◆ What to work on:
Give the data again in full. Keep every line the same.

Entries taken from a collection
= Beginning of Section =

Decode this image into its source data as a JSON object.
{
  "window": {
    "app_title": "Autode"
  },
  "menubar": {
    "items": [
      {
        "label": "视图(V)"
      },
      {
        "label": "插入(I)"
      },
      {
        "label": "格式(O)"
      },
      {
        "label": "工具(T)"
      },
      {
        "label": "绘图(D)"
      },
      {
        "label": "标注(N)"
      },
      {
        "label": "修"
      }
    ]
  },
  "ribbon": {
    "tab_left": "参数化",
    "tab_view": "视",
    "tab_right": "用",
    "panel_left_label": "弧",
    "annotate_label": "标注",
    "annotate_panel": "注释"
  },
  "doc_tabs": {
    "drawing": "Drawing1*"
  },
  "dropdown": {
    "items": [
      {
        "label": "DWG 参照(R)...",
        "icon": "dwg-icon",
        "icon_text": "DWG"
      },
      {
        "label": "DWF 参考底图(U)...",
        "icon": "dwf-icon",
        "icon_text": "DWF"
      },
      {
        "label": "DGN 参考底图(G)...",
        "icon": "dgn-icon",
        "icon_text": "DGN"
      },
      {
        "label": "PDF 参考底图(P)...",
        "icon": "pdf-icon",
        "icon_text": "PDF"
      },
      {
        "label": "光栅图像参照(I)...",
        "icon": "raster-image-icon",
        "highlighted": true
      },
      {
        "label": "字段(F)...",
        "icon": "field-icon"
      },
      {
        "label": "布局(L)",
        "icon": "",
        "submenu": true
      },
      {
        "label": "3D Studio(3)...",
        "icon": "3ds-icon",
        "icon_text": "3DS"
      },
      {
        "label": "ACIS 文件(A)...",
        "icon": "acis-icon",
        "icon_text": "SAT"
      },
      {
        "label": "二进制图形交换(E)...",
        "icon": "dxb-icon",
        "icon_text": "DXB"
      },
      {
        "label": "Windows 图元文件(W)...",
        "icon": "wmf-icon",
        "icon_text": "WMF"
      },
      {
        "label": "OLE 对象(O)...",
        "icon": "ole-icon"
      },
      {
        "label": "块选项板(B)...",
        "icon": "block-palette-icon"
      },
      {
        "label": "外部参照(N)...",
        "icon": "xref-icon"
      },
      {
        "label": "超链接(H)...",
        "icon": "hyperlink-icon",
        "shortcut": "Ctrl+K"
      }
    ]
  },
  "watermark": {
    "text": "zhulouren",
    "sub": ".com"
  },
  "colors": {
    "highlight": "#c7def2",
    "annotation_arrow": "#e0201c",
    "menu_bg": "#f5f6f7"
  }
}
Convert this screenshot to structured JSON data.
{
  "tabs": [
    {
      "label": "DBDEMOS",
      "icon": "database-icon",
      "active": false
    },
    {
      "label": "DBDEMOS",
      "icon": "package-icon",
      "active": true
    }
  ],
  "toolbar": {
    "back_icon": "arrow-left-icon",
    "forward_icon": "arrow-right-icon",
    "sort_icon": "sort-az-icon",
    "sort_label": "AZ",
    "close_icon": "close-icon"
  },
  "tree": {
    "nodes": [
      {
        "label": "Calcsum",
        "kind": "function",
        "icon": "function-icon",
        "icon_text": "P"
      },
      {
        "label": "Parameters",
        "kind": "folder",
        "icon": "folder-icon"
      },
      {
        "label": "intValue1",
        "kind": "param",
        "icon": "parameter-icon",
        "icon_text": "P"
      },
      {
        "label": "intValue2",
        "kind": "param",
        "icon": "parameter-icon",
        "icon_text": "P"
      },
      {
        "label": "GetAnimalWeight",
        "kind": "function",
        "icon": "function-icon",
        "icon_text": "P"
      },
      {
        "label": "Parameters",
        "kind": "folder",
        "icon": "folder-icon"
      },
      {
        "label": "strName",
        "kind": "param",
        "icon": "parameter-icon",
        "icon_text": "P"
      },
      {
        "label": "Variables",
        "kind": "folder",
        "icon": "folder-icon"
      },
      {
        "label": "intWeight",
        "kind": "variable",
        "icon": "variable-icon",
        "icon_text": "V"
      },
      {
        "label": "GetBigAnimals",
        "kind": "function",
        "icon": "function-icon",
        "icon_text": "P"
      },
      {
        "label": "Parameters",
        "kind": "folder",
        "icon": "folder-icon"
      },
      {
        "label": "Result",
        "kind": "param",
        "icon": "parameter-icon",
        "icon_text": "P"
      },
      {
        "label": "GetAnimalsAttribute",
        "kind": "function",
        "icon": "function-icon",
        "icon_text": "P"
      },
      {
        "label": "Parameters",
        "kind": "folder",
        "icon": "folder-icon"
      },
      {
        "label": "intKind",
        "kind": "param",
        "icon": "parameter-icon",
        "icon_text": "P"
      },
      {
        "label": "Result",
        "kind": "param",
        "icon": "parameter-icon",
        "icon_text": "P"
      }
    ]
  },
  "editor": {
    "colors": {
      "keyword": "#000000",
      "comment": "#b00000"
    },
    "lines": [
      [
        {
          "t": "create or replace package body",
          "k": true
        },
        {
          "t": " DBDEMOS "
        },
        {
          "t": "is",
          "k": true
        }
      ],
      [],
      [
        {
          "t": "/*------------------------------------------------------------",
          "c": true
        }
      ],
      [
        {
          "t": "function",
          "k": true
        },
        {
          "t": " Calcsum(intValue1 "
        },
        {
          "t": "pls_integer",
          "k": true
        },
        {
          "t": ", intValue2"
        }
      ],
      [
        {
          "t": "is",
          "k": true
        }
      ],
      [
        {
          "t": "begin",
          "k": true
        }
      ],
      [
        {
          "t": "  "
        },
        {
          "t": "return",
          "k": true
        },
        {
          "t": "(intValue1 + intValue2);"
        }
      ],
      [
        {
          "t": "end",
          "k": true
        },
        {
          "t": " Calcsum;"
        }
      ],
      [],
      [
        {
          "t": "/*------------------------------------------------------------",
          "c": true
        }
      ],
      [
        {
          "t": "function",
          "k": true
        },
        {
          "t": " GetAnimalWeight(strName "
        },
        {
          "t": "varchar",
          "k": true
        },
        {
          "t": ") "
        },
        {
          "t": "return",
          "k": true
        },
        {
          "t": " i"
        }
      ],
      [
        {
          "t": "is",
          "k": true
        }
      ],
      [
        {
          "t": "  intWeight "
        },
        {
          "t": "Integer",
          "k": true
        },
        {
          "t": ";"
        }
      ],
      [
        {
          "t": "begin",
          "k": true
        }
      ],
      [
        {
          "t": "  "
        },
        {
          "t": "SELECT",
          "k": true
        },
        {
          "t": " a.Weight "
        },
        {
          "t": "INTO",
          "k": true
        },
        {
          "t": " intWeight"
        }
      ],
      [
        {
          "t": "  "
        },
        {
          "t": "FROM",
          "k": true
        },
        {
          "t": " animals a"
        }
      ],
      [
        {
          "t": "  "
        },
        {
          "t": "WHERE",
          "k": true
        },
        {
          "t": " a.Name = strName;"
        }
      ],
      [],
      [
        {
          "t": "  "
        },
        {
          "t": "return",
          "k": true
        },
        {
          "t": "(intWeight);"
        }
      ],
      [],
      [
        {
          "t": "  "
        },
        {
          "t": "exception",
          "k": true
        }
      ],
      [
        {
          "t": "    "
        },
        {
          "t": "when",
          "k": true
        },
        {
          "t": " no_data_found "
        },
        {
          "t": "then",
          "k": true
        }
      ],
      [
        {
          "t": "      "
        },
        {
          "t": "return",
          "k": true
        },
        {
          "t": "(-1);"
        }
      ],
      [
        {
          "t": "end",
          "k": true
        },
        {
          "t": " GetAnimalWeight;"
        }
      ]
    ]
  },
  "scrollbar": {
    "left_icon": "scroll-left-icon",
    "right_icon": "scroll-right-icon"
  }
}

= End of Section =

◆ Result:
Decode this image into its source data as a JSON object.
{
  "window": {
    "app_title": "Autode"
  },
  "menubar": {
    "items": [
      {
        "label": "视图(V)"
      },
      {
        "label": "插入(I)"
      },
      {
        "label": "格式(O)"
      },
      {
        "label": "工具(T)"
      },
      {
        "label": "绘图(D)"
      },
      {
        "label": "标注(N)"
      },
      {
        "label": "修"
      }
    ]
  },
  "ribbon": {
    "tab_left": "参数化",
    "tab_view": "视",
    "tab_right": "用",
    "panel_left_label": "弧",
    "annotate_label": "标注",
    "annotate_panel": "注释"
  },
  "doc_tabs": {
    "drawing": "Drawing1*"
  },
  "dropdown": {
    "items": [
      {
        "label": "DWG 参照(R)...",
        "icon": "dwg-icon",
        "icon_text": "DWG"
      },
      {
        "label": "DWF 参考底图(U)...",
        "icon": "dwf-icon",
        "icon_text": "DWF"
      },
      {
        "label": "DGN 参考底图(G)...",
        "icon": "dgn-icon",
        "icon_text": "DGN"
      },
      {
        "label": "PDF 参考底图(P)...",
        "icon": "pdf-icon",
        "icon_text": "PDF"
      },
      {
        "label": "光栅图像参照(I)...",
        "icon": "raster-image-icon",
        "highlighted": true
      },
      {
        "label": "字段(F)...",
        "icon": "field-icon"
      },
      {
        "label": "布局(L)",
        "icon": "",
        "submenu": true
      },
      {
        "label": "3D Studio(3)...",
        "icon": "3ds-icon",
        "icon_text": "3DS"
      },
      {
        "label": "ACIS 文件(A)...",
        "icon": "acis-icon",
        "icon_text": "SAT"
      },
      {
        "label": "二进制图形交换(E)...",
        "icon": "dxb-icon",
        "icon_text": "DXB"
      },
      {
        "label": "Windows 图元文件(W)...",
        "icon": "wmf-icon",
        "icon_text": "WMF"
      },
      {
        "label": "OLE 对象(O)...",
        "icon": "ole-icon"
      },
      {
        "label": "块选项板(B)...",
        "icon": "block-palette-icon"
      },
      {
        "label": "外部参照(N)...",
        "icon": "xref-icon"
      },
      {
        "label": "超链接(H)...",
        "icon": "hyperlink-icon",
        "shortcut": "Ctrl+K"
      }
    ]
  },
  "watermark": {
    "text": "zhulouren",
    "sub": ".com"
  },
  "colors": {
    "highlight": "#c7def2",
    "annotation_arrow": "#e0201c",
    "menu_bg": "#f5f6f7"
  }
}
Convert this screenshot to structured JSON data.
{
  "tabs": [
    {
      "label": "DBDEMOS",
      "icon": "database-icon",
      "active": false
    },
    {
      "label": "DBDEMOS",
      "icon": "package-icon",
      "active": true
    }
  ],
  "toolbar": {
    "back_icon": "arrow-left-icon",
    "forward_icon": "arrow-right-icon",
    "sort_icon": "sort-az-icon",
    "sort_label": "AZ",
    "close_icon": "close-icon"
  },
  "tree": {
    "nodes": [
      {
        "label": "Calcsum",
        "kind": "function",
        "icon": "function-icon",
        "icon_text": "P"
      },
      {
        "label": "Parameters",
        "kind": "folder",
        "icon": "folder-icon"
      },
      {
        "label": "intValue1",
        "kind": "param",
        "icon": "parameter-icon",
        "icon_text": "P"
      },
      {
        "label": "intValue2",
        "kind": "param",
        "icon": "parameter-icon",
        "icon_text": "P"
      },
      {
        "label": "GetAnimalWeight",
        "kind": "function",
        "icon": "function-icon",
        "icon_text": "P"
      },
      {
        "label": "Parameters",
        "kind": "folder",
        "icon": "folder-icon"
      },
      {
        "label": "strName",
        "kind": "param",
        "icon": "parameter-icon",
        "icon_text": "P"
      },
      {
        "label": "Variables",
        "kind": "folder",
        "icon": "folder-icon"
      },
      {
        "label": "intWeight",
        "kind": "variable",
        "icon": "variable-icon",
        "icon_text": "V"
      },
      {
        "label": "GetBigAnimals",
        "kind": "function",
        "icon": "function-icon",
        "icon_text": "P"
      },
      {
        "label": "Parameters",
        "kind": "folder",
        "icon": "folder-icon"
      },
      {
        "label": "Result",
        "kind": "param",
        "icon": "parameter-icon",
        "icon_text": "P"
      },
      {
        "label": "GetAnimalsAttribute",
        "kind": "function",
        "icon": "function-icon",
        "icon_text": "P"
      },
      {
        "label": "Parameters",
        "kind": "folder",
        "icon": "folder-icon"
      },
      {
        "label": "intKind",
        "kind": "param",
        "icon": "parameter-icon",
        "icon_text": "P"
      },
      {
        "label": "Result",
        "kind": "param",
        "icon": "parameter-icon",
        "icon_text": "P"
      }
    ]
  },
  "editor": {
    "colors": {
      "keyword": "#000000",
      "comment": "#b00000"
    },
    "lines": [
      [
        {
          "t": "create or replace package body",
          "k": true
        },
        {
          "t": " DBDEMOS "
        },
        {
          "t": "is",
          "k": true
        }
      ],
      [],
      [
        {
          "t": "/*------------------------------------------------------------",
          "c": true
        }
      ],
      [
        {
          "t": "function",
          "k": true
        },
        {
          "t": " Calcsum(intValue1 "
        },
        {
          "t": "pls_integer",
          "k": true
        },
        {
          "t": ", intValue2"
        }
      ],
      [
        {
          "t": "is",
          "k": true
        }
      ],
      [
        {
          "t": "begin",
          "k": true
        }
      ],
      [
        {
          "t": "  "
        },
        {
          "t": "return",
          "k": true
        },
        {
          "t": "(intValue1 + intValue2);"
        }
      ],
      [
        {
          "t": "end",
          "k": true
        },
        {
          "t": " Calcsum;"
        }
      ],
      [],
      [
        {
          "t": "/*------------------------------------------------------------",
          "c": true
        }
      ],
      [
        {
          "t": "function",
          "k": true
        },
        {
          "t": " GetAnimalWeight(strName "
        },
        {
          "t": "varchar",
          "k": true
        },
        {
          "t": ") "
        },
        {
          "t": "return",
          "k": true
        },
        {
          "t": " i"
        }
      ],
      [
        {
          "t": "is",
          "k": true
        }
      ],
      [
        {
          "t": "  intWeight "
        },
        {
          "t": "Integer",
          "k": true
        },
        {
          "t": ";"
        }
      ],
      [
        {
          "t": "begin",
          "k": true
        }
      ],
      [
        {
          "t": "  "
        },
        {
          "t": "SELECT",
          "k": true
        },
        {
          "t": " a.Weight "
        },
        {
          "t": "INTO",
          "k": true
        },
        {
          "t": " intWeight"
        }
      ],
      [
        {
          "t": "  "
        },
        {
          "t": "FROM",
          "k": true
        },
        {
          "t": " animals a"
        }
      ],
      [
        {
          "t": "  "
        },
        {
          "t": "WHERE",
          "k": true
        },
        {
          "t": " a.Name = strName;"
        }
      ],
      [],
      [
        {
          "t": "  "
        },
        {
          "t": "return",
          "k": true
        },
        {
          "t": "(intWeight);"
        }
      ],
      [],
      [
        {
          "t": "  "
        },
        {
          "t": "exception",
          "k": true
        }
      ],
      [
        {
          "t": "    "
        },
        {
          "t": "when",
          "k": true
        },
        {
          "t": " no_data_found "
        },
        {
          "t": "then",
          "k": true
        }
      ],
      [
        {
          "t": "      "
        },
        {
          "t": "return",
          "k": true
        },
        {
          "t": "(-1);"
        }
      ],
      [
        {
          "t": "end",
          "k": true
        },
        {
          "t": " GetAnimalWeight;"
        }
      ]
    ]
  },
  "scrollbar": {
    "left_icon": "scroll-left-icon",
    "right_icon": "scroll-right-icon"
  }
}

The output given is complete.